Le Tapis Vert
French, 1882 - 1963
Oil on canvas
19 1/4 x 25 1/4 in. (48.9 x 64.1 cm)
Gift of the Friends of the Academy, 1941 (4952)

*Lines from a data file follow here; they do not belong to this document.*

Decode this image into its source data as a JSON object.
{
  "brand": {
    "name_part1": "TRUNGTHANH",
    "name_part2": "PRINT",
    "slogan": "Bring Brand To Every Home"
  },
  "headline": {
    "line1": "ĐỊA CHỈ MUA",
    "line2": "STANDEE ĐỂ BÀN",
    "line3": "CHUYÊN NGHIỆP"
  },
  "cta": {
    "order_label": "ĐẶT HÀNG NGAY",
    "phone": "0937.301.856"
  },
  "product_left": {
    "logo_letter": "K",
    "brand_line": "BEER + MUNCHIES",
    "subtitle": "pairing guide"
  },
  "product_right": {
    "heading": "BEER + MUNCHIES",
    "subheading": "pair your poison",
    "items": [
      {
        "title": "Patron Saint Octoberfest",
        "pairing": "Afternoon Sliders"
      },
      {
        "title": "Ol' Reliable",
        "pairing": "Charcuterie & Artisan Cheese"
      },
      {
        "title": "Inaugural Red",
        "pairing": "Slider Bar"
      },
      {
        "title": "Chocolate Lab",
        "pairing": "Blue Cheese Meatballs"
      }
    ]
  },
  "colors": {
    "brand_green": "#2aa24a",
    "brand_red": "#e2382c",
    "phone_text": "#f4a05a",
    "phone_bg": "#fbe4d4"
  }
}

In 1907, after seven years of study at the Ecole des Beaux-Arts in Paris, Georges Braque met Pablo Picasso and together they revolutionized painting. Working alongside each other, Braque and Picasso developed analytical Cubism (exemplified in Picasso's Fan, Pipe, and Glass). After service in World War I, however, Braque turned to Cubism's later "synthetic" phase, refining the monochromatic palette and structural complexity associated with analytical Cubism through the reintroduction of color, the simplification of form, and the use of collage, whether actual or, as in this case, suggested in painterly texture. In this still life, flat planes of neutral color advance and recede against the picture plane, emphasizing its two-dimensionality even as they overlap, merge, and collide to suggest three-dimensional objects arranged on a precariously tipped table. Analytical Cubism's dissolution of form has been replaced by the build-up of shapes into an easily readable composition that represents rather than replicates nature, as indicated in the trompe l'oeil frame that just barely contains the grapes, glass, apple, pipe, and bowl within its borders.